■ **WORK TO COMPLETE**:
With the pictures set aside, write out all of the data exactly as it stands.

■ **DATA FOR THE TASK**:
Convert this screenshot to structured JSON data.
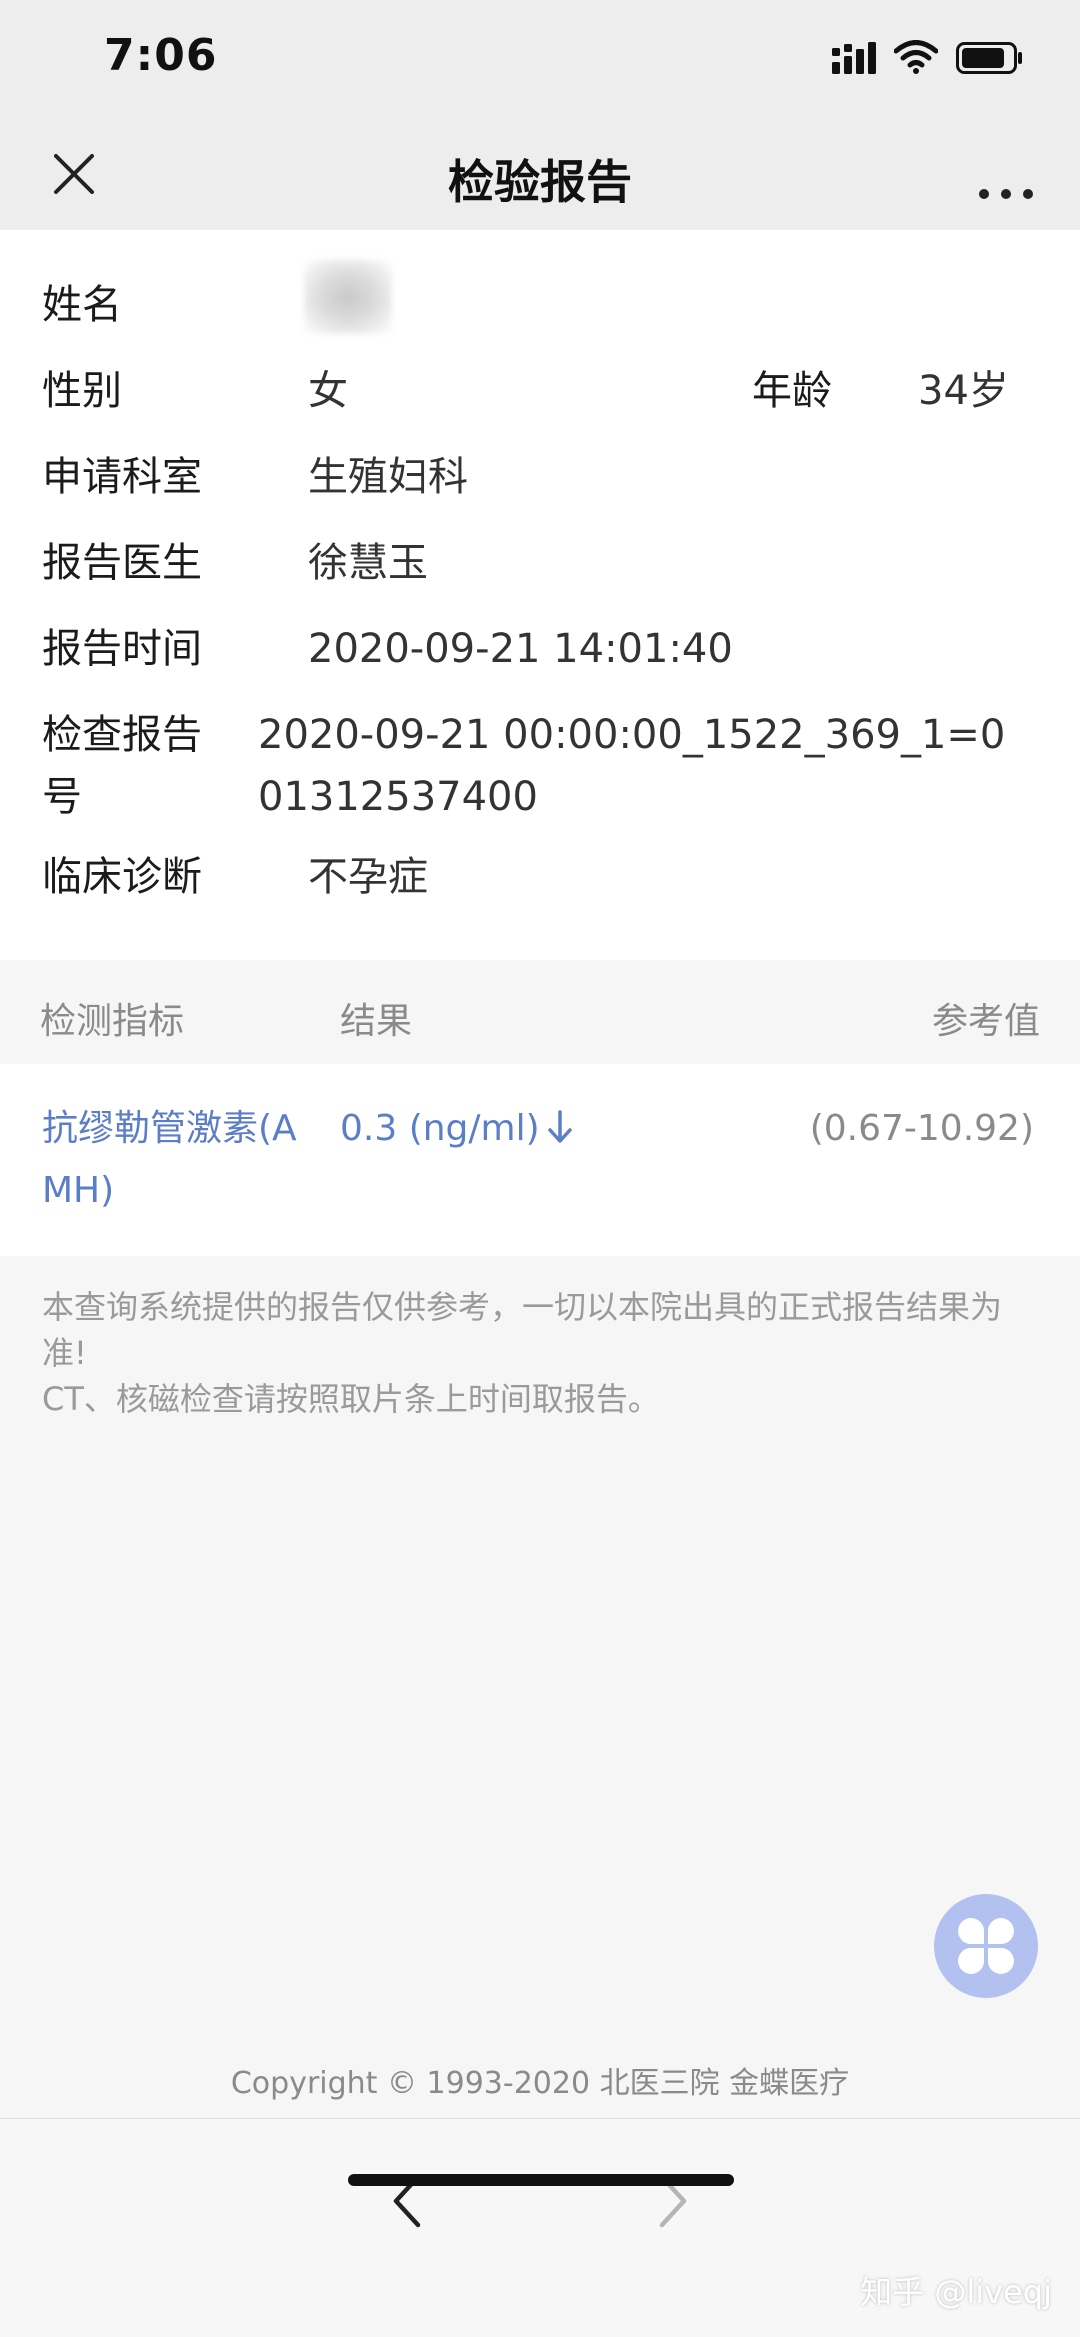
{
  "status_bar": {
    "time": "7:06"
  },
  "nav": {
    "title": "检验报告"
  },
  "info": {
    "name_label": "姓名",
    "gender_label": "性别",
    "gender_value": "女",
    "age_label": "年龄",
    "age_value": "34岁",
    "department_label": "申请科室",
    "department_value": "生殖妇科",
    "doctor_label": "报告医生",
    "doctor_value": "徐慧玉",
    "report_time_label": "报告时间",
    "report_time_value": "2020-09-21 14:01:40",
    "report_no_label": "检查报告号",
    "report_no_value": "2020-09-21 00:00:00_1522_369_1=001312537400",
    "diagnosis_label": "临床诊断",
    "diagnosis_value": "不孕症"
  },
  "table": {
    "headers": [
      "检测指标",
      "结果",
      "参考值"
    ],
    "rows": [
      {
        "indicator": "抗缪勒管激素(AMH)",
        "result": "0.3  (ng/ml)",
        "flag": "low",
        "reference": "(0.67-10.92)"
      }
    ]
  },
  "notice": {
    "line1": "本查询系统提供的报告仅供参考，一切以本院出具的正式报告结果为准!",
    "line2": "CT、核磁检查请按照取片条上时间取报告。"
  },
  "footer": {
    "copyright": "Copyright © 1993-2020 北医三院 金蝶医疗",
    "watermark": "知乎 @liveqj"
  },
  "icons": {
    "close": "close-icon",
    "more": "more-icon",
    "back": "chevron-left-icon",
    "forward": "chevron-right-icon",
    "float": "clover-icon",
    "down_arrow": "arrow-down-icon"
  },
  "colors": {
    "link_blue": "#5b7ec7",
    "float_button": "#b3c1f1",
    "forward_disabled": "#b5b5b5"
  }
}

■ **RESPONSE TO THIS EXERCISE**:
Convert this screenshot to structured JSON data.
{
  "status_bar": {
    "time": "7:06"
  },
  "nav": {
    "title": "检验报告"
  },
  "info": {
    "name_label": "姓名",
    "gender_label": "性别",
    "gender_value": "女",
    "age_label": "年龄",
    "age_value": "34岁",
    "department_label": "申请科室",
    "department_value": "生殖妇科",
    "doctor_label": "报告医生",
    "doctor_value": "徐慧玉",
    "report_time_label": "报告时间",
    "report_time_value": "2020-09-21 14:01:40",
    "report_no_label": "检查报告号",
    "report_no_value": "2020-09-21 00:00:00_1522_369_1=001312537400",
    "diagnosis_label": "临床诊断",
    "diagnosis_value": "不孕症"
  },
  "table": {
    "headers": [
      "检测指标",
      "结果",
      "参考值"
    ],
    "rows": [
      {
        "indicator": "抗缪勒管激素(AMH)",
        "result": "0.3  (ng/ml)",
        "flag": "low",
        "reference": "(0.67-10.92)"
      }
    ]
  },
  "notice": {
    "line1": "本查询系统提供的报告仅供参考，一切以本院出具的正式报告结果为准!",
    "line2": "CT、核磁检查请按照取片条上时间取报告。"
  },
  "footer": {
    "copyright": "Copyright © 1993-2020 北医三院 金蝶医疗",
    "watermark": "知乎 @liveqj"
  },
  "icons": {
    "close": "close-icon",
    "more": "more-icon",
    "back": "chevron-left-icon",
    "forward": "chevron-right-icon",
    "float": "clover-icon",
    "down_arrow": "arrow-down-icon"
  },
  "colors": {
    "link_blue": "#5b7ec7",
    "float_button": "#b3c1f1",
    "forward_disabled": "#b5b5b5"
  }
}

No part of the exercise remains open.